| PROBLEM DETAILS |
Take each line in the entries below that holds "Gefällt" and show it.

| DATA EXTRACTS |
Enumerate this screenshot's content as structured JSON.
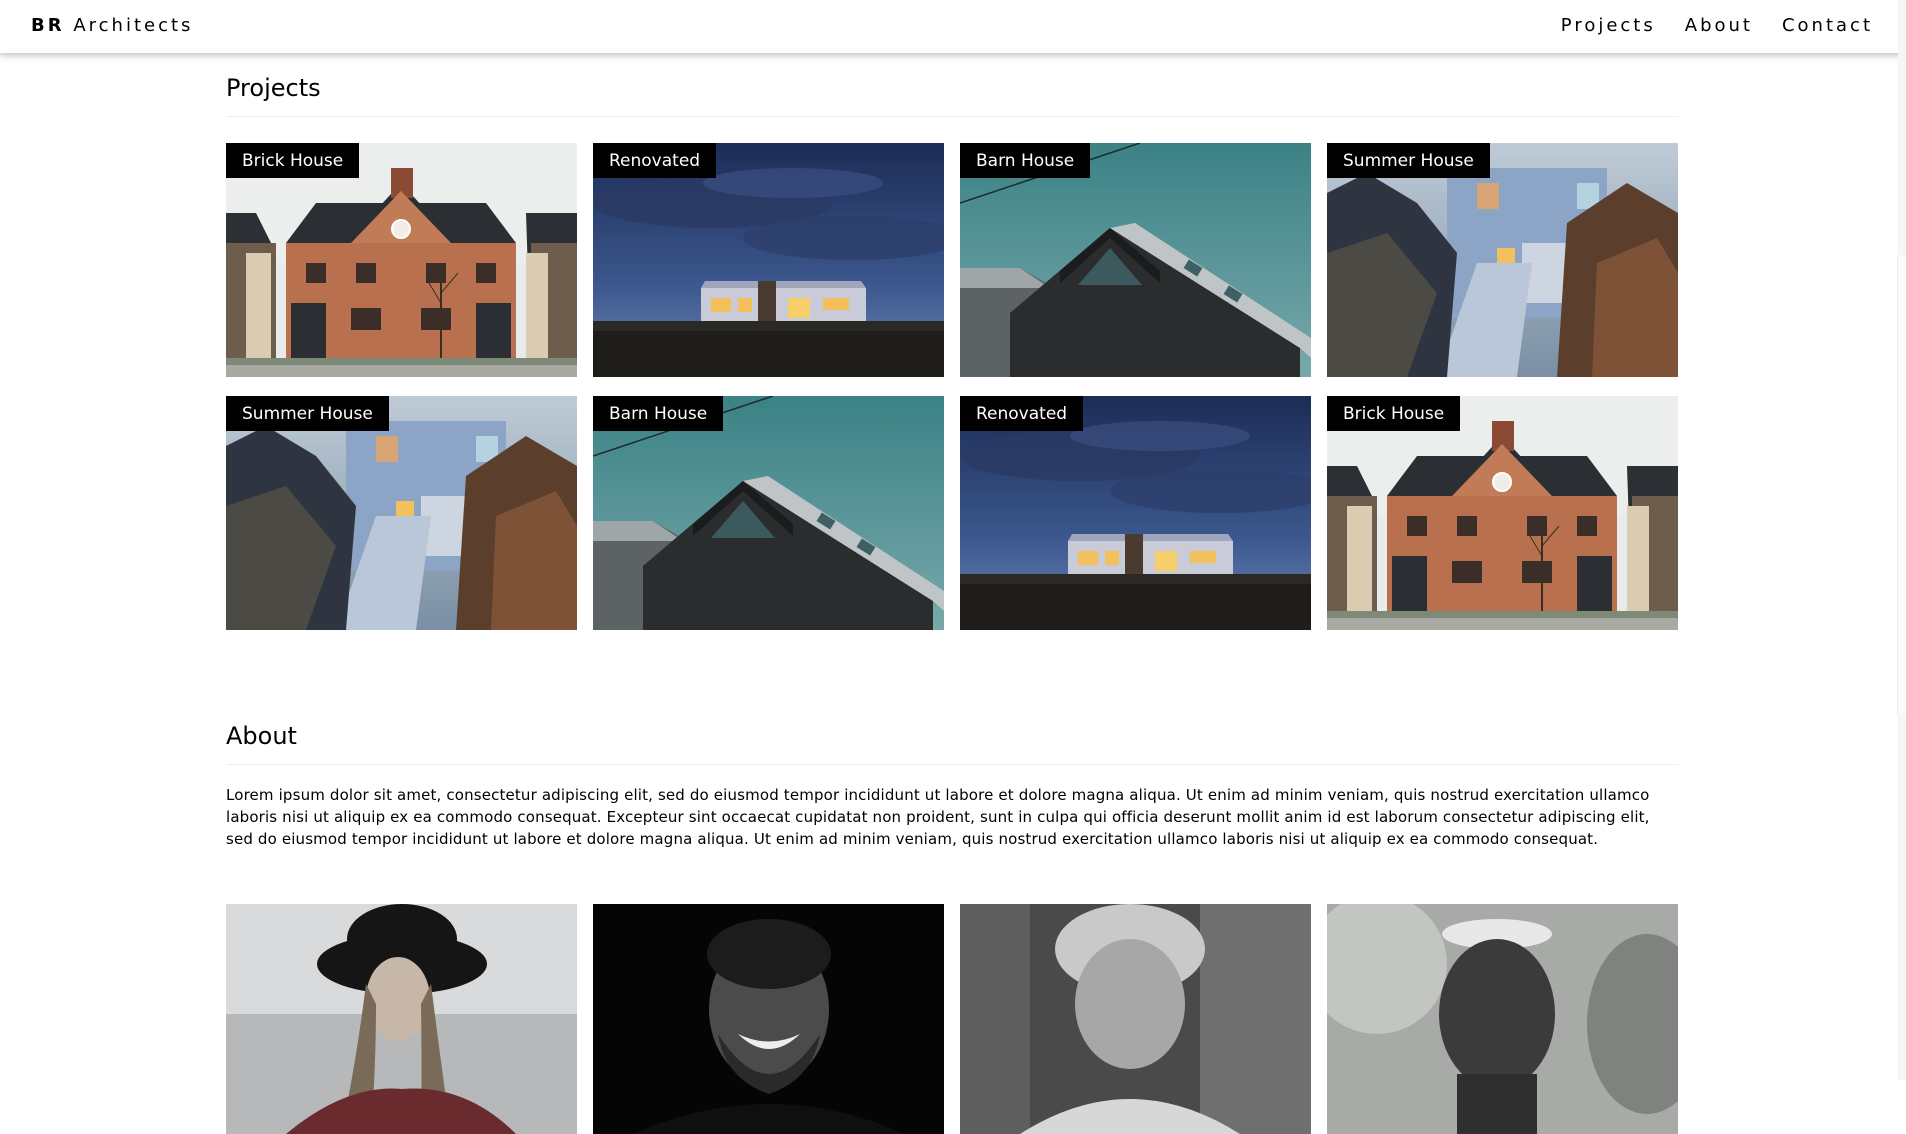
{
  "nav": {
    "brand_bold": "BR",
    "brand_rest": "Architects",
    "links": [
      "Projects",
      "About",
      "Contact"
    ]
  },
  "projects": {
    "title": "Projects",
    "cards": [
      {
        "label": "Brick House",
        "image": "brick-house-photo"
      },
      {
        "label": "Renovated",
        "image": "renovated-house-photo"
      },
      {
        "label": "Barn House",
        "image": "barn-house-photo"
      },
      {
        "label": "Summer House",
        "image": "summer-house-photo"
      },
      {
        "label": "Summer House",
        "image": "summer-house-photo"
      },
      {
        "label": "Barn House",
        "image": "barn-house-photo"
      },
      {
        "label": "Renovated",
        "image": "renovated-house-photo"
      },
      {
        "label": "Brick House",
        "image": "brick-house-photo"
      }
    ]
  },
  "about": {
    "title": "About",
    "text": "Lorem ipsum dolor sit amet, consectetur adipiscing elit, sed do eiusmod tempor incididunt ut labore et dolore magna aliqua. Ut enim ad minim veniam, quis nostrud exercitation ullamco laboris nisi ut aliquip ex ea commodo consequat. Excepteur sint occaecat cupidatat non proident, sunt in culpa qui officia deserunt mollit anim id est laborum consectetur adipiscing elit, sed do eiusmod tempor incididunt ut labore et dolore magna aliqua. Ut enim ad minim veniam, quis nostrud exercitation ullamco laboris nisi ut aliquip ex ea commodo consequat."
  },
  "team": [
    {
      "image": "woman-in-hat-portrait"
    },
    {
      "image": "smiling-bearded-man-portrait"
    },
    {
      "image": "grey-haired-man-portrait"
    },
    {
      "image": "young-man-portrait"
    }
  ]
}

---

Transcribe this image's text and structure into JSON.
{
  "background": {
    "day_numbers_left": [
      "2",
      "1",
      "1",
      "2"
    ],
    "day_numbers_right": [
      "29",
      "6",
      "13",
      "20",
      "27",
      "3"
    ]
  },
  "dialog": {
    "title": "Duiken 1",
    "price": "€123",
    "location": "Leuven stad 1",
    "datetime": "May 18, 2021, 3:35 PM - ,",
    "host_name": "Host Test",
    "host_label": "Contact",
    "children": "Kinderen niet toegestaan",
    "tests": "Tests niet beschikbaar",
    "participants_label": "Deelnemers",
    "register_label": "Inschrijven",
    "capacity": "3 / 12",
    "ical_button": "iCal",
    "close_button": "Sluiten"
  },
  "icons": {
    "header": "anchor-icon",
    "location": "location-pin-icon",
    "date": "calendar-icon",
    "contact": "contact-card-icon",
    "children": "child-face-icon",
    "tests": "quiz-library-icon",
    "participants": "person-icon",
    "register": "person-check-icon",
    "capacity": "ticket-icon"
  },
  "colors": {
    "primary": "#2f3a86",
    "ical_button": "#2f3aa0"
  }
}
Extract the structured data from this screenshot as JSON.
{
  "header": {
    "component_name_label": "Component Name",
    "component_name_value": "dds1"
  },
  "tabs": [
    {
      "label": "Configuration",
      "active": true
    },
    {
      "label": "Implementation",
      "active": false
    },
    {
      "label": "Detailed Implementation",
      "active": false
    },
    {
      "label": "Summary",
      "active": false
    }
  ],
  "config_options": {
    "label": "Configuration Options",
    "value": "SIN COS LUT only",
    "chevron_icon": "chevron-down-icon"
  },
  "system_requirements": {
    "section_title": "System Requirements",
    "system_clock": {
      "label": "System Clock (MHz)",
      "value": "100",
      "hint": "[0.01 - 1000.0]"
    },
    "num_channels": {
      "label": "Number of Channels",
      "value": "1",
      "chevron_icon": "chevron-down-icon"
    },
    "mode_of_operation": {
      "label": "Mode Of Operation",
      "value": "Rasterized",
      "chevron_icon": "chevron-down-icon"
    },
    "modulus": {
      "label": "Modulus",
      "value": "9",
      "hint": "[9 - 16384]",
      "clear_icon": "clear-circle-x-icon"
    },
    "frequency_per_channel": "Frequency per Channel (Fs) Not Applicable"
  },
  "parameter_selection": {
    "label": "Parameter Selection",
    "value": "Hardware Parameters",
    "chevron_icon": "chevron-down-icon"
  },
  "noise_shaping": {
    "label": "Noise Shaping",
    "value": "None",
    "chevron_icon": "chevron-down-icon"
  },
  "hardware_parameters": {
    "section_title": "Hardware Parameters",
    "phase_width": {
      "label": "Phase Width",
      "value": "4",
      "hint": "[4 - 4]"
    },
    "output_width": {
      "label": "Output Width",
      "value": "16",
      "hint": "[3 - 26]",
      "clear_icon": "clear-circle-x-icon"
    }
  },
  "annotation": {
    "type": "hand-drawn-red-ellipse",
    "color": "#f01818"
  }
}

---

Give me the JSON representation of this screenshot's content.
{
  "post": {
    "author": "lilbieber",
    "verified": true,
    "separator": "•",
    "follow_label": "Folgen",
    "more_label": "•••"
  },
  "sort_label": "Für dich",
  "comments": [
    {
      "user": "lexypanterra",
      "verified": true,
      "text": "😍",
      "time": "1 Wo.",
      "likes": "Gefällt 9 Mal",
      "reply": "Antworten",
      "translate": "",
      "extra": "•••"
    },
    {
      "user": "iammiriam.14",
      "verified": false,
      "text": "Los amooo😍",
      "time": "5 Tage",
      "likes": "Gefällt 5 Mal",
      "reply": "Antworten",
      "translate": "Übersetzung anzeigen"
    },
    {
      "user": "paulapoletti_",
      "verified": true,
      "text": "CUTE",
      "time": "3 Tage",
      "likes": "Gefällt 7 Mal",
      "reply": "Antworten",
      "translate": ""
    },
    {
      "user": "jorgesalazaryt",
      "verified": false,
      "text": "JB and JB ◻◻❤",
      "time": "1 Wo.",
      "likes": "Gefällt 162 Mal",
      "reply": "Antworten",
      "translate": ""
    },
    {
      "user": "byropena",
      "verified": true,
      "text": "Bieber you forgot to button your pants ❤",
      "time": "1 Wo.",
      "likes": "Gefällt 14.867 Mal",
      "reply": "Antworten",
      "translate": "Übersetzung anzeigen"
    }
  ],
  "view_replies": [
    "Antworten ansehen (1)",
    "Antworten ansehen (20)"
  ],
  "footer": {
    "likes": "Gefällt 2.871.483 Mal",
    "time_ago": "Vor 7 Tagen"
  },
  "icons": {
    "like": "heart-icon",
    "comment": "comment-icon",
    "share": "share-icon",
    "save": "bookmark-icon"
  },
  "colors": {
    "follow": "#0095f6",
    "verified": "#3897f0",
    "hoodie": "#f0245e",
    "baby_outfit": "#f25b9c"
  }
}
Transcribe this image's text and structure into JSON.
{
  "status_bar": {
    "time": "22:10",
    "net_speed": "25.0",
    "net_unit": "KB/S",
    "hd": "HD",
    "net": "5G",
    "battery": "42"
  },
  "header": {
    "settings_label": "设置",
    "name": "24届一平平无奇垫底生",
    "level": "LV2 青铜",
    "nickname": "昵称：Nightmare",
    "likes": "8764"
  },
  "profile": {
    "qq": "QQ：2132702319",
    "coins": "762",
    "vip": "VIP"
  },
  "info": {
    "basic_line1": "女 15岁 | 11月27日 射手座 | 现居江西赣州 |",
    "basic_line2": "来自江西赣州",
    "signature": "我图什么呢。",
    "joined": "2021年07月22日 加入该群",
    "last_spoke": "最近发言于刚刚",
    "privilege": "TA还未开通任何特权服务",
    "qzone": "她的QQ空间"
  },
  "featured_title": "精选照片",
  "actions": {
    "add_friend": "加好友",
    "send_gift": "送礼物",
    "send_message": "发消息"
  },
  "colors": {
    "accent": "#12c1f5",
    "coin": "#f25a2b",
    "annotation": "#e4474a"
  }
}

| EXERCISE ANSWER |
      "likes": "Gefällt 9 Mal",
      "likes": "Gefällt 5 Mal",
      "likes": "Gefällt 7 Mal",
      "likes": "Gefällt 162 Mal",
      "likes": "Gefällt 14.867 Mal",
    "likes": "Gefällt 2.871.483 Mal",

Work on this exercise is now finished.